Mulching, mulching, mulching.

Mulching helps significantly reduce the amount of water required for your garden and helps rejuvenate soil, acting as a blanket over the soil surface and around the base of your plants.

Applying organic mulch increases the organic matter in the soil. Microorganisms that are naturally present in the soil degrade the mulch depositing decomposed organic material at the plants’ roots. This organic material provides necessary nutrients and holds moisture in the soil for the plants. Access to these nutrients and moisture is visible above ground in the healthy growth and appearance of the plant. From compost, leaves, straw, wood chips, newspaper, and more, there are so many great methods of organic mulch you can incorporate into your garden.

When choosing mulch look for natural options and steer clear of the artificially dyed options. Also, if you have the area for staging material, consider ordering mulch by the truckload from your local ground cover store. Procuring material in this fashion will help eliminate the large amounts of plastic waste generated from buying individual bags from your local home improvement store. Often times, the material will be better quality and potentially less expensive depending on the volume of your order and the charges for delivery.

Utilize Sustainable Irrigation.

Similar to mulching, drip irrigation will also cut down on the amount of water a gardener has to put onto their garden. Drip Irrigation is the slow application of water directly to a plant’s root zone. It is intended to disperse water slowly and evenly, and to conserve water.
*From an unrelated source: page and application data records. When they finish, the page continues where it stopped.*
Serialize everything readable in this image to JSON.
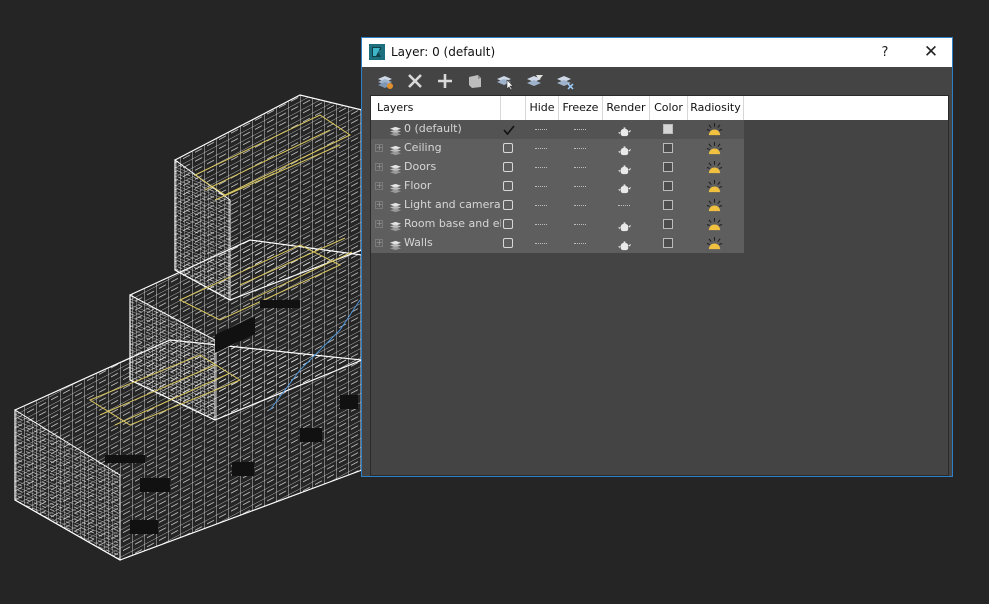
{
  "dialog": {
    "title": "Layer: 0 (default)",
    "help_label": "?",
    "close_label": "✕"
  },
  "toolbar": {
    "tools": [
      {
        "icon": "new-layer-icon"
      },
      {
        "icon": "delete-icon"
      },
      {
        "icon": "add-icon"
      },
      {
        "icon": "select-layer-icon"
      },
      {
        "icon": "select-objects-icon"
      },
      {
        "icon": "hide-all-icon"
      },
      {
        "icon": "freeze-all-icon"
      }
    ]
  },
  "grid": {
    "columns": [
      "Layers",
      "",
      "Hide",
      "Freeze",
      "Render",
      "Color",
      "Radiosity"
    ],
    "rows": [
      {
        "name": "0 (default)",
        "active": true,
        "expandable": false
      },
      {
        "name": "Ceiling",
        "active": false,
        "expandable": true
      },
      {
        "name": "Doors",
        "active": false,
        "expandable": true
      },
      {
        "name": "Floor",
        "active": false,
        "expandable": true
      },
      {
        "name": "Light and camera",
        "active": false,
        "expandable": true
      },
      {
        "name": "Room base and elements",
        "active": false,
        "expandable": true
      },
      {
        "name": "Walls",
        "active": false,
        "expandable": true
      }
    ]
  },
  "colors": {
    "accent": "#2f7fc6",
    "panel": "#444444",
    "row": "#5e5e5e",
    "radiosity": "#f0c040"
  }
}
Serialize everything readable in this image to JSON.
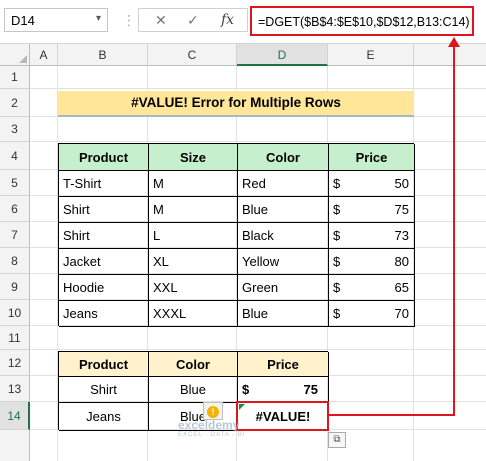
{
  "formula_bar": {
    "name_box": "D14",
    "name_box_dropdown": "▾",
    "separator": "⋮",
    "cancel": "✕",
    "enter": "✓",
    "fx": "fx",
    "formula": "=DGET($B$4:$E$10,$D$12,B13:C14)"
  },
  "columns": [
    "A",
    "B",
    "C",
    "D",
    "E"
  ],
  "selected_column": "D",
  "rows": [
    "1",
    "2",
    "3",
    "4",
    "5",
    "6",
    "7",
    "8",
    "9",
    "10",
    "11",
    "12",
    "13",
    "14"
  ],
  "selected_row": "14",
  "title": "#VALUE! Error for Multiple Rows",
  "main_table": {
    "headers": [
      "Product",
      "Size",
      "Color",
      "Price"
    ],
    "currency": "$",
    "rows": [
      [
        "T-Shirt",
        "M",
        "Red",
        "50"
      ],
      [
        "Shirt",
        "M",
        "Blue",
        "75"
      ],
      [
        "Shirt",
        "L",
        "Black",
        "73"
      ],
      [
        "Jacket",
        "XL",
        "Yellow",
        "80"
      ],
      [
        "Hoodie",
        "XXL",
        "Green",
        "65"
      ],
      [
        "Jeans",
        "XXXL",
        "Blue",
        "70"
      ]
    ]
  },
  "criteria_table": {
    "headers": [
      "Product",
      "Color",
      "Price"
    ],
    "rows": [
      [
        "Shirt",
        "Blue",
        "75"
      ],
      [
        "Jeans",
        "Blue",
        "#VALUE!"
      ]
    ],
    "currency": "$"
  },
  "watermark": {
    "brand": "exceldemy",
    "tagline": "EXCEL · DATA · BI"
  },
  "colors": {
    "header_green": "#c6efce",
    "header_yellow": "#fff2cc",
    "title_fill": "#ffe699",
    "highlight_red": "#e0161e",
    "excel_green": "#217346"
  },
  "icons": {
    "warning": "!",
    "paste_options": "⧉"
  }
}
There are multiple methods of drip irrigation, such as soaker hoses, emitter systems, drip tape, and micro-misting systems. As opposed to can watering or watering via a sprinkler system, drip irrigation is a much more targeted irrigation method, dispersing water slowly and evenly, conserving a precious resource, eliminating run off, and watering your garden evenly and efficiently. It’s an excellent way to cut down on water waste and to save money on your water bills.

Installing a drip irrigation system is easier than you might think. You do not need to have a professionally installed irrigation controller and dedicated waterline to do so. You can run such a system with an adapter from a typical residential hose bib to get started. Such a system is scalable over time so you can start small and expand. There are numerous resource on line to help you get started.  Pro tip: Include a digital timer at the hose bib connection to ensure that your watering schedule is maintained. There are many options out there for this including some that will allow for having multiple zones for covering more areas or areas with different demands.
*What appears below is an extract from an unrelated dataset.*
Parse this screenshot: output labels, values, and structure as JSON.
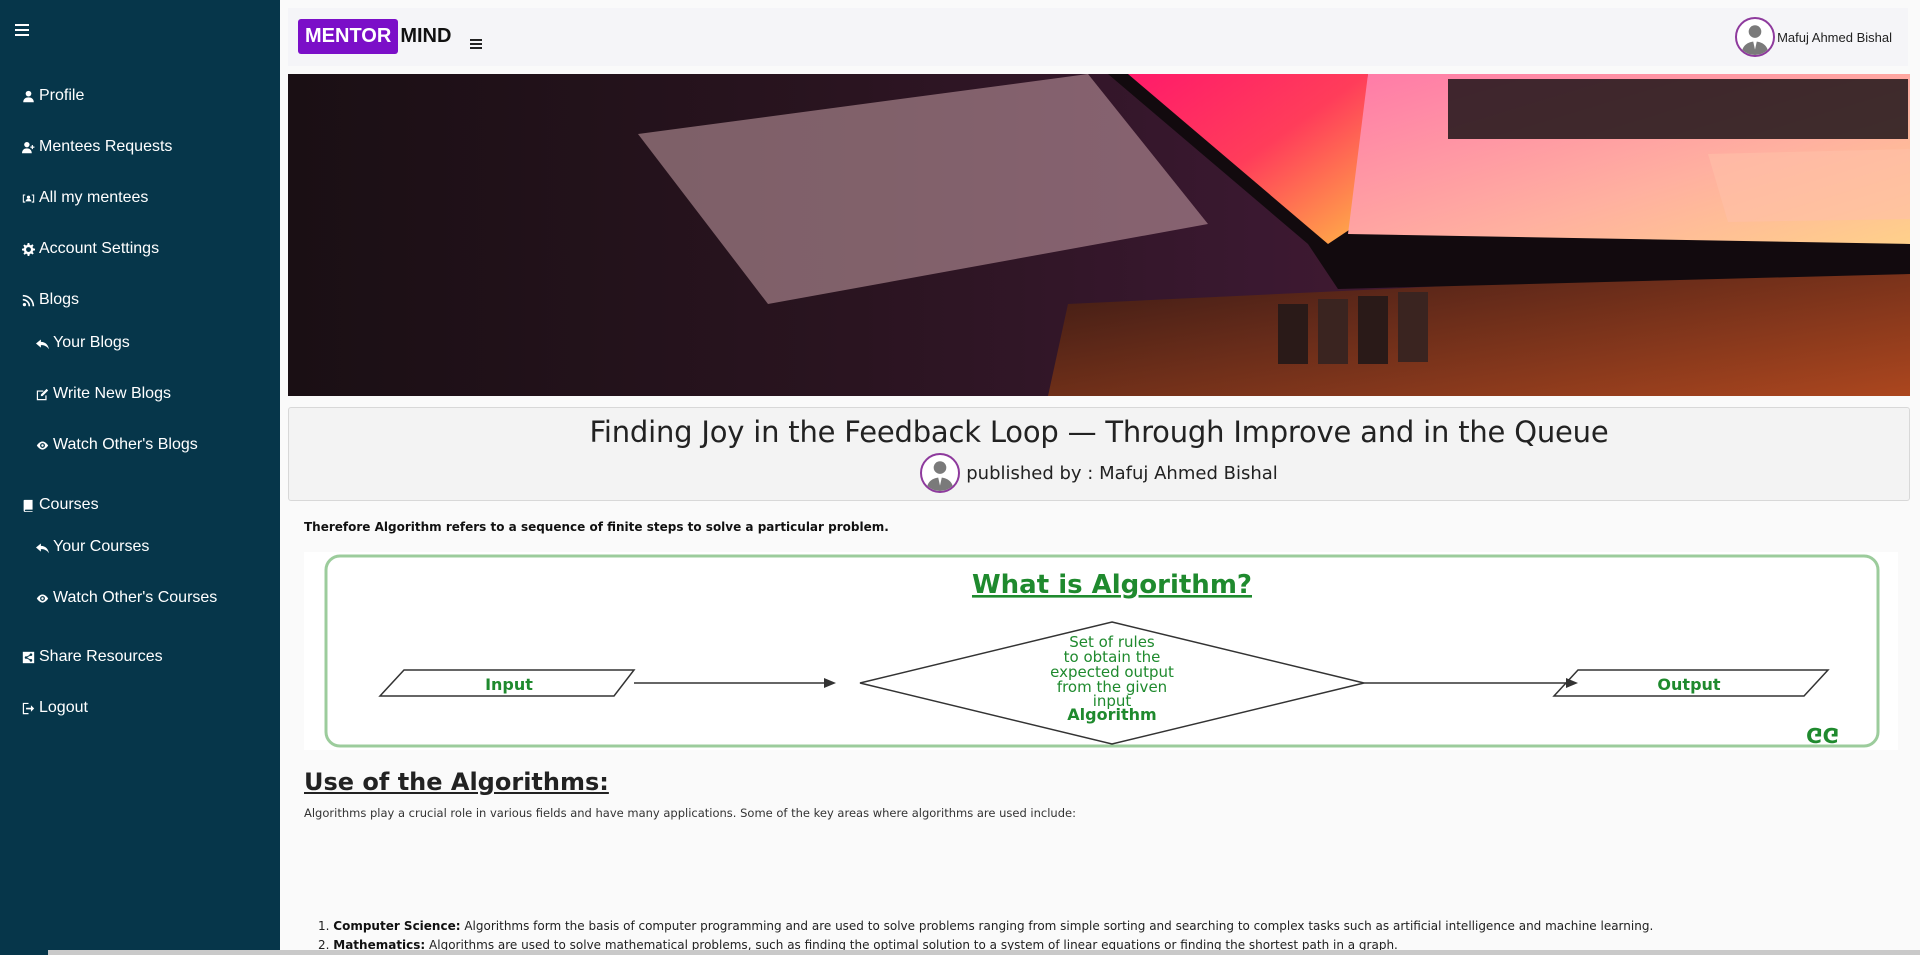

Keep Your Leaves on Site!

It’s typical for community members to bag their fallen leaves in the fall and putting them out onto the curb to be removed from their gardens; however, exporting leaves from your landscape causes significant energy loss in your system. The trees in our backyards utilize a lot of energy to grow their beautiful canopies every season. In the fall, those leaves are discharged onto the grown where they break down and reenter the system through the soil. When removing leaves from your gardens and home landscapes, the energy utilized in growing and discharging those leaves is lost along with them.

Instead of removing your leaves (and that vital energy) from your system this year, try to find a way to keep your fallen leaves on site. Mulching your leaves, for example, ensures a new replenishment of soil for next year’s season in a natural, normal cycle. A typical leaf pile may take two seasons or more to completely break down. There are ways to expedite this process by shredding the leaves. This can be done with a leaf shredder, weed eater or if you have them, chickens are great at this task. You can also look into composting the leaves over the summer season by mixing with grass clippings. There ae many resources online to better explain the needed ratios of martial and techniques to be successful. Creating mulch and compost from leaves makes for a sustainable system in your home garden in addition to helping eliminate several waste streams from your system.